In his phenomenal article series about what makes a good dungeon design, Justin Alexander identifies an important feature used by Jenell Jaquays to make dungeons less linear: multiple entrances. This technique has another, more practical benefit than just encouraging player choice: it also adds strategic value to the dungeon. It’s this exact function that is the reason why we often see them in real-world ‘dungeons’.
Large fortifications such as castles have two types of entry points. The first is the large gate where most people will enter and exit. This gate is protected by various means such as a portcullis, a drawbridge, and a gatehouse. The second is a smaller, secure exit like a postern. Especially large fortifications might have multiple such alternative ways in and out. A villain’s stronghold would almost certainly have such a measure to allow their discrete comings and goings.
Such alternative entrances may very well present a security risk, since they can be discovered by unwanted persons, but this can be mitigated with additional precautions. For example, if the crypt beneath a noble family’s mausoleum includes an antechamber with a secret route down to the catacombs, which the characters can use to bypass the estate’s primary security points, then the antechamber might have various protections. The suits of armour that decorate the corners of the room might be animated armour. The crypt itself might even be protected by a ghost who awakens to destroy intruders. Such precautions mean that the alternative entrance needn’t be the easier path.
Of course, this section wouldn’t be complete without mention of the most efficient back door, the favoured trick of wizards with cash to burn: the teleportation circle. As one might expect of anything that costs at least 18,250 gp and takes one year to install, this single feature of a stronghold is enough to considerably improve its strategic potential. As long as its sigil sequence and location is kept secret—not too difficult using strategic division of labour and counter-surveillance measures such as Mordenkainen’s private sanctum—the wizard can be assured of their security. But on the off-chance that it is learned, it would provide the characters with an advantage well worth whatever extra effort they put in to obtaining that information.

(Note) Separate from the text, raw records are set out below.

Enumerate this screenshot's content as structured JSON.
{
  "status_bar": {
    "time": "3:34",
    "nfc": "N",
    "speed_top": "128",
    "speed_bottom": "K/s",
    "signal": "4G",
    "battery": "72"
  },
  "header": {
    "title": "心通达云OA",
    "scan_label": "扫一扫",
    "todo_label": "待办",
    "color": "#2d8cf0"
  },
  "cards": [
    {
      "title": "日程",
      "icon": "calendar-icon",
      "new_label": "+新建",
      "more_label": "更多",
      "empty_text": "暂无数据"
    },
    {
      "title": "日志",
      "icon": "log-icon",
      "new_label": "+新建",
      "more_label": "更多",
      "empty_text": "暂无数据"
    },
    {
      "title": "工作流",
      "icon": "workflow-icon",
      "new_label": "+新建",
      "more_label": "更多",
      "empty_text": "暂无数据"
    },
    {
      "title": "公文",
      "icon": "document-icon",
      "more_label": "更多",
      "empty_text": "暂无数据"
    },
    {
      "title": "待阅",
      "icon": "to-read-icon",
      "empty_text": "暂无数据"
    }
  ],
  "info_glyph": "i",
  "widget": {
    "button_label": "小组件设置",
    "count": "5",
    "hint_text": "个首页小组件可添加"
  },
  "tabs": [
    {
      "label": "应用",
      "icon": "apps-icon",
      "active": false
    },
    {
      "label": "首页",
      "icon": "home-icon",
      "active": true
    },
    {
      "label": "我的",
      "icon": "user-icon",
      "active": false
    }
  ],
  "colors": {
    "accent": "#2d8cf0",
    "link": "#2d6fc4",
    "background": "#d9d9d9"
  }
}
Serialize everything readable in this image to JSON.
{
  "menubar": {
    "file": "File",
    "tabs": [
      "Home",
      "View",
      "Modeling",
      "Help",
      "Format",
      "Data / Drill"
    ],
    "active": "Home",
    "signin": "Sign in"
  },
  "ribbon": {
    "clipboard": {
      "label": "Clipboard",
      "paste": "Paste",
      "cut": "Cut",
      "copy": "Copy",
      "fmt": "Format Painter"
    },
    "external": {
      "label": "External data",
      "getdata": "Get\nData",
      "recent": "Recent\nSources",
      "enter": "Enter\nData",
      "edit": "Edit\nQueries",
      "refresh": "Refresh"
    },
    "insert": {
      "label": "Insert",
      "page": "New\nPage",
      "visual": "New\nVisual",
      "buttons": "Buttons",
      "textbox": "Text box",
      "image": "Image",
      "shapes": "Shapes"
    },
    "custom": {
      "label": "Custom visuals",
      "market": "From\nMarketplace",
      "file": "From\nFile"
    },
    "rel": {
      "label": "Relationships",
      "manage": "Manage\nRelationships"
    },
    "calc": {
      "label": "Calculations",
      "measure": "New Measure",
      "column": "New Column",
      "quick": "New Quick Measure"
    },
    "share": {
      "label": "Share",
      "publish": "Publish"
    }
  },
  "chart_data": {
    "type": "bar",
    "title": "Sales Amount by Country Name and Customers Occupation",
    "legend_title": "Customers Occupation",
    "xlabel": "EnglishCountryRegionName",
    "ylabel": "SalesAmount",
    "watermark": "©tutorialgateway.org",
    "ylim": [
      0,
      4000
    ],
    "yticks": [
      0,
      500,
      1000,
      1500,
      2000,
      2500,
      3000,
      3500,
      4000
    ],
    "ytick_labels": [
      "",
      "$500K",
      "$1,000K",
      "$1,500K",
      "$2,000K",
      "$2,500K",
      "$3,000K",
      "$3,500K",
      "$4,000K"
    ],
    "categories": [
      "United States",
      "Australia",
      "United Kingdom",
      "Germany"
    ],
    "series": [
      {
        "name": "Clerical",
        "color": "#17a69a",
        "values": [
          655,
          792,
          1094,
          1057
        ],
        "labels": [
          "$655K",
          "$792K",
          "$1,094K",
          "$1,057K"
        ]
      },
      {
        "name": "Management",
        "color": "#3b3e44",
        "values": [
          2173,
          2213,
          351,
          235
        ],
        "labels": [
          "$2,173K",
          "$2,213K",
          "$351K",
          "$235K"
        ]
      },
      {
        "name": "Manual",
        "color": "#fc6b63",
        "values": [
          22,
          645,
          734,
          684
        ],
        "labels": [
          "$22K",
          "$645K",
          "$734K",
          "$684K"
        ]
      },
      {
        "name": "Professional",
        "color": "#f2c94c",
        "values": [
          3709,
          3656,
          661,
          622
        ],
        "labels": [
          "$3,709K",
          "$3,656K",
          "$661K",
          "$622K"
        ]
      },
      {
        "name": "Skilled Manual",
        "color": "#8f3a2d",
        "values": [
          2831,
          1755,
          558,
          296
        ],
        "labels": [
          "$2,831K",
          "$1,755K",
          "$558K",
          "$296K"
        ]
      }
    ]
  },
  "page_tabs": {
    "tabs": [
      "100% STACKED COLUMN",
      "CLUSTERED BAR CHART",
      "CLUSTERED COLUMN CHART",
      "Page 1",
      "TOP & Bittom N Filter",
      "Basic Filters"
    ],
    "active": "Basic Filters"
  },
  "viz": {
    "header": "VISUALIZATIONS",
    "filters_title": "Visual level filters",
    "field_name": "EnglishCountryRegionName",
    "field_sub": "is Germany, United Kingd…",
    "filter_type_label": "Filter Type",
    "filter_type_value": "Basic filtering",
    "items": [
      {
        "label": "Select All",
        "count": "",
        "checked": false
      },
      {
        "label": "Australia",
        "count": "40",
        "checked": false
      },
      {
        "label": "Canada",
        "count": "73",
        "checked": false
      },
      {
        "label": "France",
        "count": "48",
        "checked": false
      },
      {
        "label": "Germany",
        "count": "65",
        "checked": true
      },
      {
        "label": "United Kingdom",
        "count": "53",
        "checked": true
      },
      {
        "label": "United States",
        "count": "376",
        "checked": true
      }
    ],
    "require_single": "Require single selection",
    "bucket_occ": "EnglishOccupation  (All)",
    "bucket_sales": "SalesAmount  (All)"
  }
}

“… dungeon ecology”
Another important consideration that a dungeon architect should consider is the logistics of living in such a place. Where is food kept? Where does it come from? What do you do with it once you’ve turned it into waste?
There is a reason that there are no great subterranean nations on Earth: nothing grows where there is no sunlight. It’s a fundamental law of the universe: energy cannot be created or destroyed. Plants take in energy from the Sun and use it to drive photosynthesis, which allows them to grow. Then something on the lower end of the food chain eats a plant and gets energy to continue to drive its metabolic functions. Or it gets eaten by something else, to the same effect. Unless you have another way for things in the dungeon to eat, they need to go outside.

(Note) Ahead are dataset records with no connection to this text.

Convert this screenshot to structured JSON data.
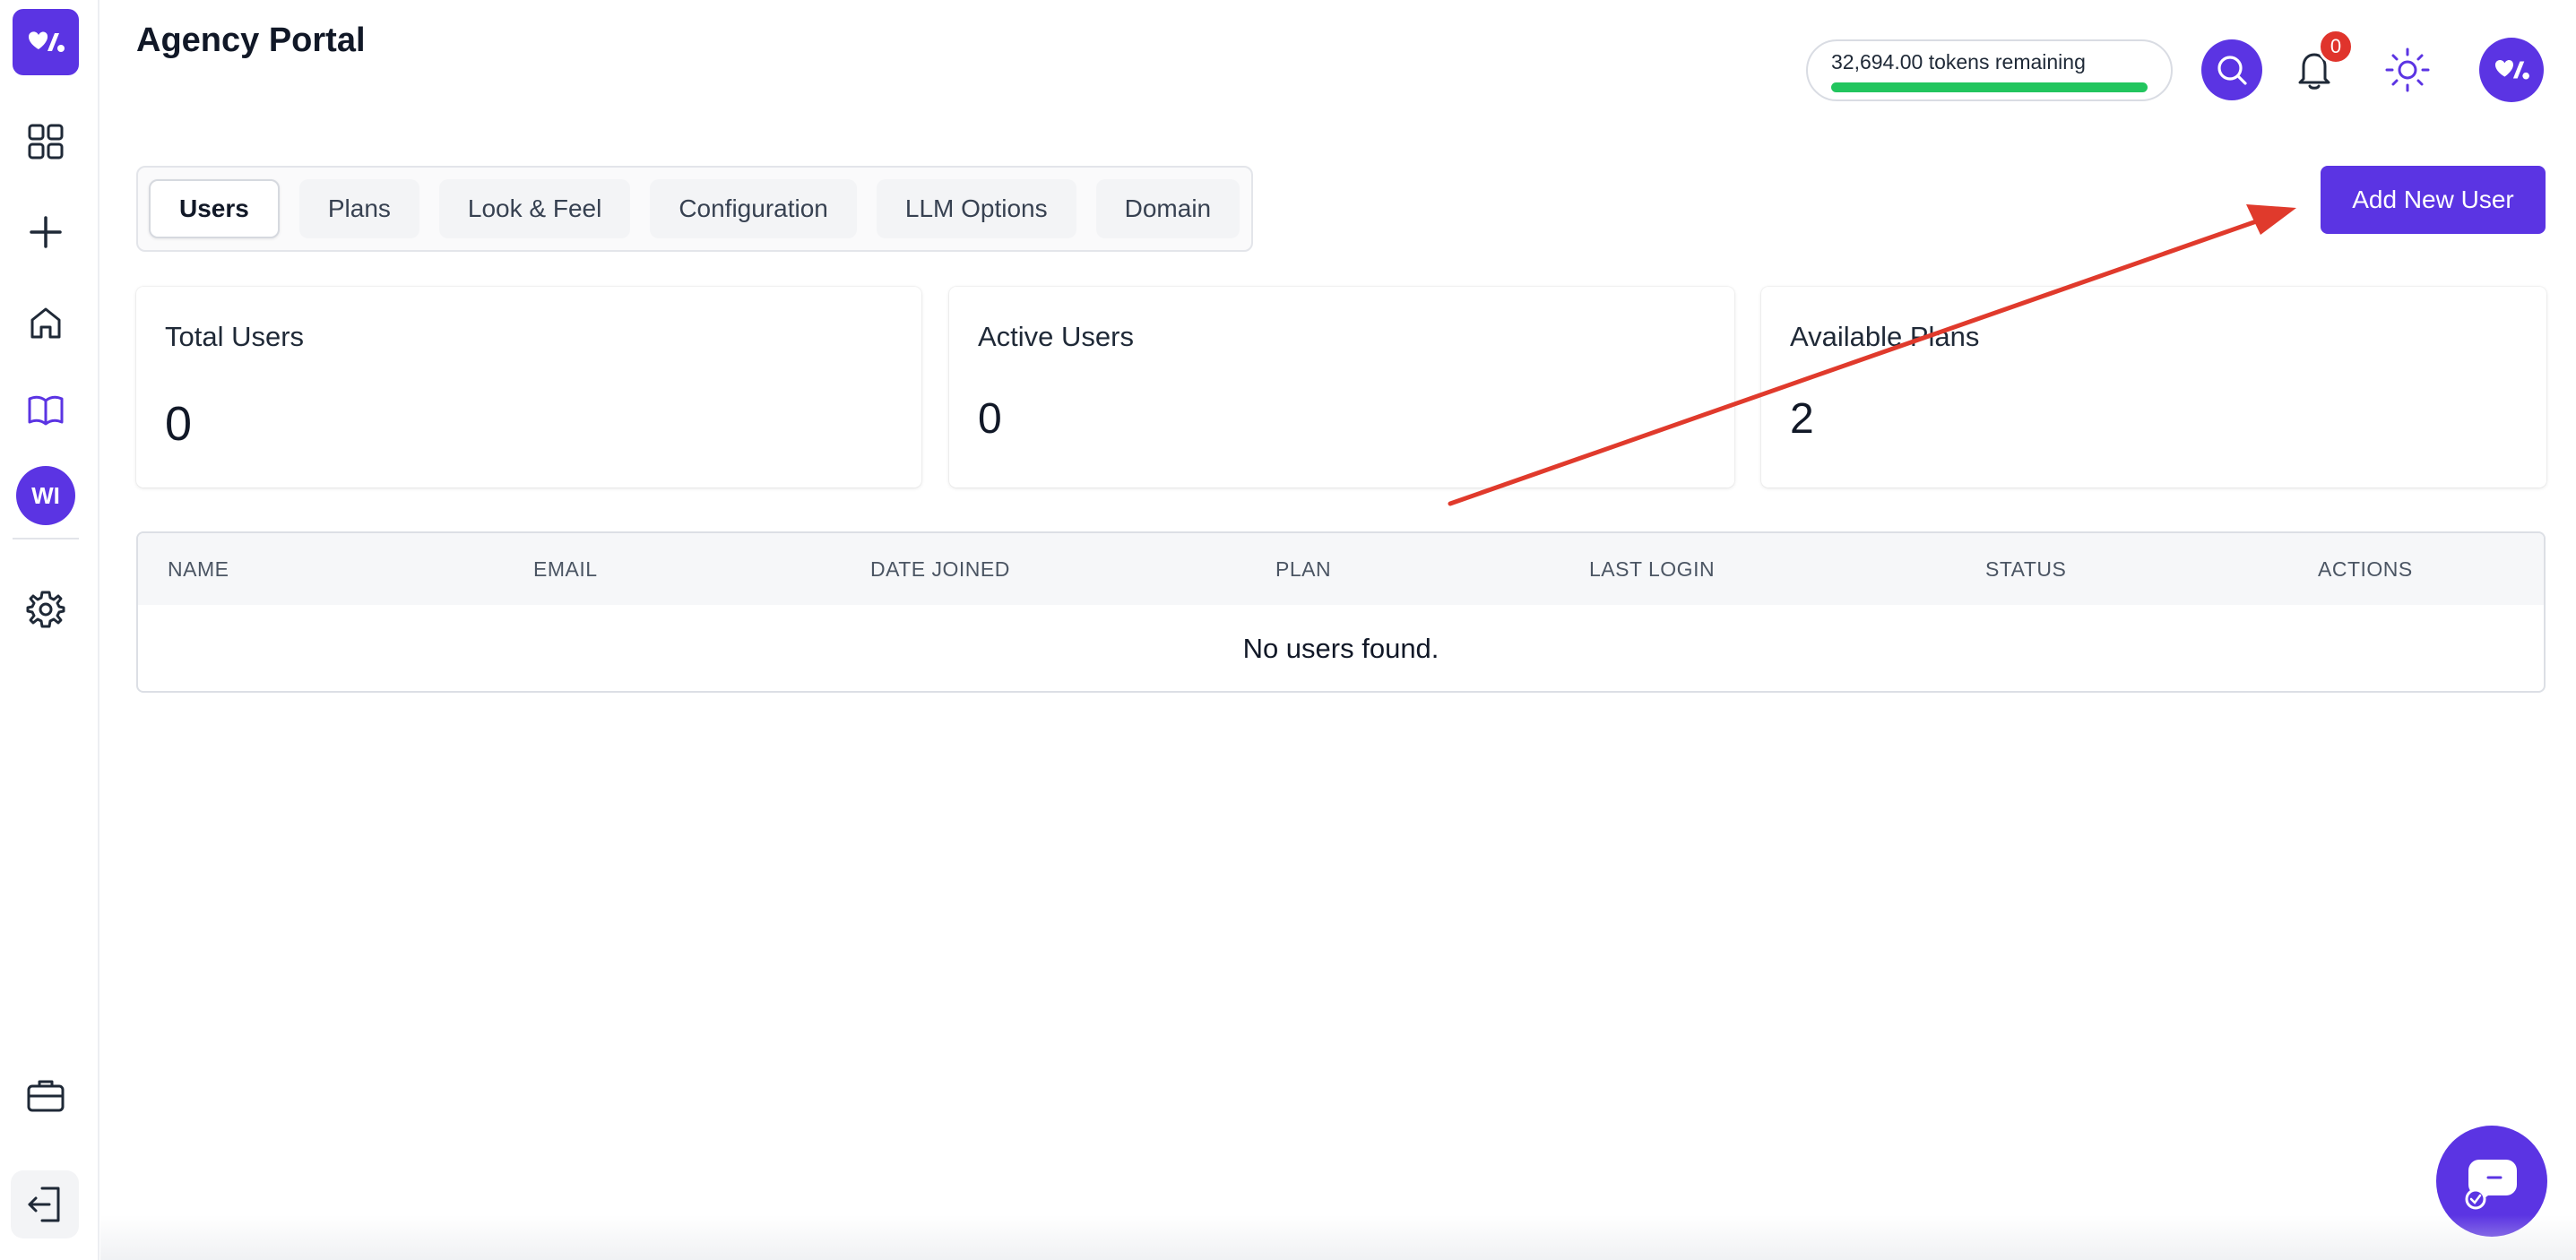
{
  "header": {
    "title": "Agency Portal",
    "tokens_text": "32,694.00 tokens remaining",
    "tokens_fraction": 1.0,
    "notification_count": "0"
  },
  "sidebar": {
    "avatar_initials": "WI",
    "items": [
      {
        "icon": "grid-icon"
      },
      {
        "icon": "plus-icon"
      },
      {
        "icon": "home-icon"
      },
      {
        "icon": "book-icon"
      },
      {
        "icon": "settings-icon"
      },
      {
        "icon": "briefcase-icon"
      },
      {
        "icon": "logout-icon"
      }
    ]
  },
  "tabs": [
    {
      "label": "Users",
      "active": true
    },
    {
      "label": "Plans",
      "active": false
    },
    {
      "label": "Look & Feel",
      "active": false
    },
    {
      "label": "Configuration",
      "active": false
    },
    {
      "label": "LLM Options",
      "active": false
    },
    {
      "label": "Domain",
      "active": false
    }
  ],
  "actions": {
    "add_user_label": "Add New User"
  },
  "stats": [
    {
      "label": "Total Users",
      "value": "0"
    },
    {
      "label": "Active Users",
      "value": "0"
    },
    {
      "label": "Available Plans",
      "value": "2"
    }
  ],
  "table": {
    "columns": [
      "NAME",
      "EMAIL",
      "DATE JOINED",
      "PLAN",
      "LAST LOGIN",
      "STATUS",
      "ACTIONS"
    ],
    "empty_message": "No users found."
  },
  "colors": {
    "accent": "#5b34e3",
    "progress": "#22c55e",
    "badge": "#e0342c",
    "annotation_arrow": "#e03a2c"
  }
}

Likewise, waste needs to go somewhere. The most efficient way to do this is to use it as fertilizer, and the fastest way to do this is to dump it into some moving body of water like an underground stream. If your dungeon has no place to grow things and no source of water, you need to think of another way to get the waste out. Perhaps an otyugh pit.
Putting It All Together
In spite of the days of randomly generated dungeons laying squarely in the past, a great many adventures follow a perplexing design that would frustrate everyday living and ultimately serves to simply divide up a large, deadly encounter into smaller, more manageable pieces. Considerations of sanitation, navigation, and security are foiled by ill-advised planning, ultimately to the detriment of how the dungeon’s master and architects are portrayed. It is, after all, tough to take seriously a villain who has to trudge through a filthy kobold warren to get to their private retreat.
While much has been written about how to design dungeons that give players choice and offer new challenges, it is important to remember that you want to keep your players immersed. With some thought given to dungeon ecology and defensive strategy, you can be sure to make dungeons that your players will remember.
Feature Image Credit: “Underworld” by René Aigner